### Work to complete
Look through the entries below and report every line that has "Amount".

### Data provided

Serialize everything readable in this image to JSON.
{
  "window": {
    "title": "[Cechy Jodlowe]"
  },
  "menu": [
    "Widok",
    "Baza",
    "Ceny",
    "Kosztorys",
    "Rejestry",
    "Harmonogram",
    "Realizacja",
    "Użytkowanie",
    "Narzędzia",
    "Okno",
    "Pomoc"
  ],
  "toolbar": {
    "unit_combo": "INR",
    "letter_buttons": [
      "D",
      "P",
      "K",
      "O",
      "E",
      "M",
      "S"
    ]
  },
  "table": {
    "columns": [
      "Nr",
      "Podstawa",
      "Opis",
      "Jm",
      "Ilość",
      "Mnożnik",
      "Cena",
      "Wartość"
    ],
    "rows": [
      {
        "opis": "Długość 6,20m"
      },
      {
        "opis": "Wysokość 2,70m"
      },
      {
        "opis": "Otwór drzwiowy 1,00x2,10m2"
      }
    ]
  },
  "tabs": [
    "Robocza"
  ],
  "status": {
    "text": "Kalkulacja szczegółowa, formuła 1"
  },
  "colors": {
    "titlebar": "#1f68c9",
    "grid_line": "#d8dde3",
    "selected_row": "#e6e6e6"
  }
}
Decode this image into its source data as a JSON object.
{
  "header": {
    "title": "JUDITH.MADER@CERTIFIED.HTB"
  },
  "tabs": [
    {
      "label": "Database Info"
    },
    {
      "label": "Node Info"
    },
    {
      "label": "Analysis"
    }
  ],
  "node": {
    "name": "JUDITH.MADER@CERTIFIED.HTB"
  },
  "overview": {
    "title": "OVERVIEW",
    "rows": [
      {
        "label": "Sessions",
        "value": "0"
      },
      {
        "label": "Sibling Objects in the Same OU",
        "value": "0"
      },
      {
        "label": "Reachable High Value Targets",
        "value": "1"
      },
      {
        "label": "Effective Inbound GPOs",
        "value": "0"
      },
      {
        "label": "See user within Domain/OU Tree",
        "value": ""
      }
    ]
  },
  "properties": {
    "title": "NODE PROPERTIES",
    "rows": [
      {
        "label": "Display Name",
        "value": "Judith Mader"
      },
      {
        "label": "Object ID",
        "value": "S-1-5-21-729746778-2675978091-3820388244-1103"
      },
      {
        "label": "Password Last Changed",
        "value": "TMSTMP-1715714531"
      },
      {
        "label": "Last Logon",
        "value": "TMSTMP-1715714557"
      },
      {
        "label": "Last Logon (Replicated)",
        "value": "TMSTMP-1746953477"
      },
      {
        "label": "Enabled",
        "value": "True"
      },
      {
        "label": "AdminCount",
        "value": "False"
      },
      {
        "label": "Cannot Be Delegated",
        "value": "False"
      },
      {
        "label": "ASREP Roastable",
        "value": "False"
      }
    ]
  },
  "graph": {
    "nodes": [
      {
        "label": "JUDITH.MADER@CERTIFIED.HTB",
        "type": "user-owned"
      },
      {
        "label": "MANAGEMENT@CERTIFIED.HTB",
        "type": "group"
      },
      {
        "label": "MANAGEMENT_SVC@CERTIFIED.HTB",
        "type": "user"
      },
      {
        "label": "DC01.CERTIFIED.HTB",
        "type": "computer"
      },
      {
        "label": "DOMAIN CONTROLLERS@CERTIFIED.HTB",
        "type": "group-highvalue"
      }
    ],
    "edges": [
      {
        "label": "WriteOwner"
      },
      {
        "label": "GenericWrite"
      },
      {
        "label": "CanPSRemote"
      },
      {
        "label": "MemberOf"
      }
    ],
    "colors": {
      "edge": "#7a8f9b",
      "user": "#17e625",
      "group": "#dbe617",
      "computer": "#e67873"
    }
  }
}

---

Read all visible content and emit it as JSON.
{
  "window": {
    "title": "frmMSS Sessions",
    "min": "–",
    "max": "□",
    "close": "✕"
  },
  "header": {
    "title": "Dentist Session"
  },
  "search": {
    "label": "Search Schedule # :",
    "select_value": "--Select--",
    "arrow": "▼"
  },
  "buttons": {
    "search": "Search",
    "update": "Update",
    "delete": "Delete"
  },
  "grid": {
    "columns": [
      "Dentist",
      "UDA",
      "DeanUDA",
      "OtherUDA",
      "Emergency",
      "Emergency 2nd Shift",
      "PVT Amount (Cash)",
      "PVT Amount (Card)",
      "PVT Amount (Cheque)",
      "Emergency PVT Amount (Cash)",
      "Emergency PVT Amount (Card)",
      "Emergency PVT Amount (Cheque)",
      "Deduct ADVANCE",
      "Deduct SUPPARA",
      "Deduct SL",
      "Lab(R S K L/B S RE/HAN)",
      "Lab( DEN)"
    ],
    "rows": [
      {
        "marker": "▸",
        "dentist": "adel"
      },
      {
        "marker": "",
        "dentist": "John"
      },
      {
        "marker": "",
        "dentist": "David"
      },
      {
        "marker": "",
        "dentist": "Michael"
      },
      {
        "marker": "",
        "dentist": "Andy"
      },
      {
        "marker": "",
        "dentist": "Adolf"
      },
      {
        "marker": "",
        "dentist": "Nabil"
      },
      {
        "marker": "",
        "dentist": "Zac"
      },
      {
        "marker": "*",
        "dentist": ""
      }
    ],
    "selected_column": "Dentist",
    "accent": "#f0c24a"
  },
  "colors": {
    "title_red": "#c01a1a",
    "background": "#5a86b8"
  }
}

### Exercise answer
      "PVT Amount (Cash)",
      "PVT Amount (Card)",
      "PVT Amount (Cheque)",
      "Emergency PVT Amount (Cash)",
      "Emergency PVT Amount (Card)",
      "Emergency PVT Amount (Cheque)",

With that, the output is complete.